Although we photographed animals the length and breadth of Namibia most of these images are taken in Etosha National Park which is one of Southern Africa's finest and most important Game Reserves. Etosha Game park was declared a National Park in 1907 and covering an area of over 22,000 square km, it is home to 114 mammal species. Etosha, meaning "Great White Place", is dominated by a massive mineral pan. The pan is part of the Kalahari Basin, the floor of which was formed around 1000 million years ago. The Etosha Pan covers around 25% of the National Park. The pan was originally a lake fed by the Kunene River, however the course of the river changed thousands of years ago and the lake dried up. The pan now is a large dusty depression of salt and dusty clay which fills only if the rains are heavy and even then only holds water for a short time. The perennial springs and waterholes along the edges of the pan therefore draw large concentrations of wildlife and we were fortunate to photograph many of the key species.

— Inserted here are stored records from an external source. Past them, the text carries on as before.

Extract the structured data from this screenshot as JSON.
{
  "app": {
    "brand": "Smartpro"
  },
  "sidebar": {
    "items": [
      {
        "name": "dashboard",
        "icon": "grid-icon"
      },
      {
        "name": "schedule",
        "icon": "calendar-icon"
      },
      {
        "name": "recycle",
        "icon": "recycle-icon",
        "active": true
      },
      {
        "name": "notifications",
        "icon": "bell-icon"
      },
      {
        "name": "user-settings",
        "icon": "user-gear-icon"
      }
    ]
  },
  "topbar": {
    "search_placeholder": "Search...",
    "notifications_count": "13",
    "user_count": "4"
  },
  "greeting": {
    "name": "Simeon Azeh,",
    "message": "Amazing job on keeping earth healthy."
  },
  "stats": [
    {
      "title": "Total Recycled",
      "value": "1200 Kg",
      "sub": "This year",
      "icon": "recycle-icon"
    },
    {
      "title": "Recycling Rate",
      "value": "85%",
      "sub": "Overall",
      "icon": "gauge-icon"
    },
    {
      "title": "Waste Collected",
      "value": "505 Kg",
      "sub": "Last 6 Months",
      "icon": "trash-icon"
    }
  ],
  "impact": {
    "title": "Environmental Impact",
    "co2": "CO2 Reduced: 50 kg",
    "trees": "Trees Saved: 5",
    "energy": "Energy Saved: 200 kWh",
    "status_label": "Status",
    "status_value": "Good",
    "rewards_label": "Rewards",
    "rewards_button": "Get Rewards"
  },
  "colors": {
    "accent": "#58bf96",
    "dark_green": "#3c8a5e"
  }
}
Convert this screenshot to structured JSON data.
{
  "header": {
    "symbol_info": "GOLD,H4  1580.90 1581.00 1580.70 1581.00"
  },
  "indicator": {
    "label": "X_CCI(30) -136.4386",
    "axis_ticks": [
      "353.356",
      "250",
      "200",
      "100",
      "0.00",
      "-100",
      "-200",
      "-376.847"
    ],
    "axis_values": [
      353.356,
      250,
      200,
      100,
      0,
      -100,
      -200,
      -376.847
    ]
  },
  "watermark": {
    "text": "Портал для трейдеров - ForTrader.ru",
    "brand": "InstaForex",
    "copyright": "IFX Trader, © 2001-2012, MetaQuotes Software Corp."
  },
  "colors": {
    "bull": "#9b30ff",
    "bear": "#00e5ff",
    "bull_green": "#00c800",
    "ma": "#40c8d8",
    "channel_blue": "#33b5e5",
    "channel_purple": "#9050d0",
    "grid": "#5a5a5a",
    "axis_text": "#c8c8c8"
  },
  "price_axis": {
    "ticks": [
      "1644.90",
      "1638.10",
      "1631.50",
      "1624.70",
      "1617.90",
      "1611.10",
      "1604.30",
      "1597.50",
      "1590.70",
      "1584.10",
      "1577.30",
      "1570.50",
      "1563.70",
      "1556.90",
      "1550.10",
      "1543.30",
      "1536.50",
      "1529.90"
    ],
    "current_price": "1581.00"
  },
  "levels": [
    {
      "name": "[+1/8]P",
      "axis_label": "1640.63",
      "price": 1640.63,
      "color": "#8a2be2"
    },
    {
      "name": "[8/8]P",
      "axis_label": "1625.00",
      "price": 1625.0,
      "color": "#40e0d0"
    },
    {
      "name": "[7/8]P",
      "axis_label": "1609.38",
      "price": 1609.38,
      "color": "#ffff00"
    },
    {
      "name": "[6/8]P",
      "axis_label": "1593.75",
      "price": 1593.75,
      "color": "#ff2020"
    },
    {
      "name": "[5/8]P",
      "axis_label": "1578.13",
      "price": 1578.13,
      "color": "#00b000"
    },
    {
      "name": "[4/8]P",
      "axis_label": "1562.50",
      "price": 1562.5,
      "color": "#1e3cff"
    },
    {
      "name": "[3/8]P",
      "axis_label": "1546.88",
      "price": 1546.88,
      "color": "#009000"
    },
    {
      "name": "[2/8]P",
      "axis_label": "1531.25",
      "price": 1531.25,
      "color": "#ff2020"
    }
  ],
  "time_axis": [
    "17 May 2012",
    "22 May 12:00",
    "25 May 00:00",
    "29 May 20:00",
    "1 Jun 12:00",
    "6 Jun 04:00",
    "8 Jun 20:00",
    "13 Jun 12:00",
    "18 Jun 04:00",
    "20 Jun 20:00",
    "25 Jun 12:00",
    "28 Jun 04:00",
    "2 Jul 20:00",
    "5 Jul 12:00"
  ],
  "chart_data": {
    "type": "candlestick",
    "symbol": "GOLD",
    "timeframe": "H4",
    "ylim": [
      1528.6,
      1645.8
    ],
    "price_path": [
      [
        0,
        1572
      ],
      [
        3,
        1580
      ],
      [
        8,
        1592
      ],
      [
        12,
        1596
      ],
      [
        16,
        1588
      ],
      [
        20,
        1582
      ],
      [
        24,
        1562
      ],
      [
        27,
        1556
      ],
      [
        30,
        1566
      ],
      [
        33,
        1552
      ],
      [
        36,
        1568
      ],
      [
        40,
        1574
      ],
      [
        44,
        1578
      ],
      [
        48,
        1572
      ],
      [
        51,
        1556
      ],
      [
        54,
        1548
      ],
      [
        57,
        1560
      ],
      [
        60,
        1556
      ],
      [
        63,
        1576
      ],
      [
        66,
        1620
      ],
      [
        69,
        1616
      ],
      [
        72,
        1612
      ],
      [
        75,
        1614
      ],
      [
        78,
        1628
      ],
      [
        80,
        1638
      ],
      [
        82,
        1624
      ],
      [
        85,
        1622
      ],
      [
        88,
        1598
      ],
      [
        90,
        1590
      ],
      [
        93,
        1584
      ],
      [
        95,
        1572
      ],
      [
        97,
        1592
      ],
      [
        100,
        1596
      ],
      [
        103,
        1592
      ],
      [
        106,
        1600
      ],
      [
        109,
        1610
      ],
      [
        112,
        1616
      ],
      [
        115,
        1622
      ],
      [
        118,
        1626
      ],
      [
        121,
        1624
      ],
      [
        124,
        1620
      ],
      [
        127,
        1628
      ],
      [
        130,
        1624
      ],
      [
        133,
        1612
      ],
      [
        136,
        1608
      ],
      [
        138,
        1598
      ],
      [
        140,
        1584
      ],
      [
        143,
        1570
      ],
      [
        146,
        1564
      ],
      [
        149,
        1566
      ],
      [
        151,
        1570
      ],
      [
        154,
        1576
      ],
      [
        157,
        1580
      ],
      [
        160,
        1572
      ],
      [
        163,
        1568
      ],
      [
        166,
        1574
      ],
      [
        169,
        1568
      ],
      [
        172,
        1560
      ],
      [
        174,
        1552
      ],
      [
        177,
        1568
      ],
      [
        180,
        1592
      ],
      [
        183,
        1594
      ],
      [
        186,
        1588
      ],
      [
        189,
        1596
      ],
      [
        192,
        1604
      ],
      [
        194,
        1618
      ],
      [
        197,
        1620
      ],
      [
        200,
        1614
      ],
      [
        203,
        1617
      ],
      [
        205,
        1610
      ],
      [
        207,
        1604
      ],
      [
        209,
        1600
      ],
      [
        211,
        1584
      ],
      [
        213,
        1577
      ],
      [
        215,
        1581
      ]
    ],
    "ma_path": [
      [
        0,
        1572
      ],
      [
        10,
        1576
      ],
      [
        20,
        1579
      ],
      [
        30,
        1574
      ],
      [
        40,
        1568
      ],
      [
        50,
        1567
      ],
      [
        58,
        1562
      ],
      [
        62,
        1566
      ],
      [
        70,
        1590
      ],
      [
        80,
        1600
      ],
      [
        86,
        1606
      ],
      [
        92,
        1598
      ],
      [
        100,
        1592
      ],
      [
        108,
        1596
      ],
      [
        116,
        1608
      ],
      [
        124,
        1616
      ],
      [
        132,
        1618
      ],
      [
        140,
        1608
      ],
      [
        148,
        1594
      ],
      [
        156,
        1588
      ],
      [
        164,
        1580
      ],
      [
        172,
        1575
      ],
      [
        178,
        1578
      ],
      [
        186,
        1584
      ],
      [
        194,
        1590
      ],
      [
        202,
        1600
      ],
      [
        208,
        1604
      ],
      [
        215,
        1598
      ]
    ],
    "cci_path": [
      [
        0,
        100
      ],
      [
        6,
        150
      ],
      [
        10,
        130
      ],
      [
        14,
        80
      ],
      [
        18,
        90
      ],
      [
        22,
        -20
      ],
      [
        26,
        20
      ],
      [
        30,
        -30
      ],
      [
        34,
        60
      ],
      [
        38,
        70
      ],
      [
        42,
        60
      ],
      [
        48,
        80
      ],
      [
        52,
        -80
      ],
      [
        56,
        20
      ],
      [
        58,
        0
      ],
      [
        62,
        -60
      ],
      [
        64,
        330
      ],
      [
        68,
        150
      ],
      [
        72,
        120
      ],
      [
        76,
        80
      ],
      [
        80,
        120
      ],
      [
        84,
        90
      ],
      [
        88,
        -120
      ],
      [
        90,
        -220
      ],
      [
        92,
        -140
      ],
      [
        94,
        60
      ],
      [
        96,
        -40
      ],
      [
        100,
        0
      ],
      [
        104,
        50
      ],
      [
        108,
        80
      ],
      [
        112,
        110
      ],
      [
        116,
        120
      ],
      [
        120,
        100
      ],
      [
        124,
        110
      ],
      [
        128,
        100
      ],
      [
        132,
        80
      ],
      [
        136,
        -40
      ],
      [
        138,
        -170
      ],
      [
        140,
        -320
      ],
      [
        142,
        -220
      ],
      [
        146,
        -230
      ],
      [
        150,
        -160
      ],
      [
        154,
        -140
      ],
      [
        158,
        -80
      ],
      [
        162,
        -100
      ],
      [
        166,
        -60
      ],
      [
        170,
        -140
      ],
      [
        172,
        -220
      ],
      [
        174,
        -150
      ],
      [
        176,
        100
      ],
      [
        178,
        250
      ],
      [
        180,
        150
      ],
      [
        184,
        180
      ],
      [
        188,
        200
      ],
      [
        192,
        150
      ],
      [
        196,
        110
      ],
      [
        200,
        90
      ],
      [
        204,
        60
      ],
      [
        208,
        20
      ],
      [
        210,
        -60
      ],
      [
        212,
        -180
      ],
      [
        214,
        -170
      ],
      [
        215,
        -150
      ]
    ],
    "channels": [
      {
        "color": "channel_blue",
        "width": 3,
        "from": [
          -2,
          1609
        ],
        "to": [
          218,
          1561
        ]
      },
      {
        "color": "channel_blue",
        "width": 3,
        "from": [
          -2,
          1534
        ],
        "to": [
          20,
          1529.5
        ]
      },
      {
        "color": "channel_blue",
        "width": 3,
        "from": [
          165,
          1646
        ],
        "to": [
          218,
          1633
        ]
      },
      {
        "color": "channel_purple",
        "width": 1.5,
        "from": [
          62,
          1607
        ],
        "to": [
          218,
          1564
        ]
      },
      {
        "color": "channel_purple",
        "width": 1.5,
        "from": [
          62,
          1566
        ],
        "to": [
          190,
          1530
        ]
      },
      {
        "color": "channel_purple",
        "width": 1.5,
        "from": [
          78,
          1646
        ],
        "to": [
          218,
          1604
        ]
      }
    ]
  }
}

We travelled alone in our 4WD and spent many, many, hours at key locations patiently waiting for the animals. When the “moments” occur however they are brief, exciting, sometimes humorous, and occasionally rather frightening!
© Robin Williams Photography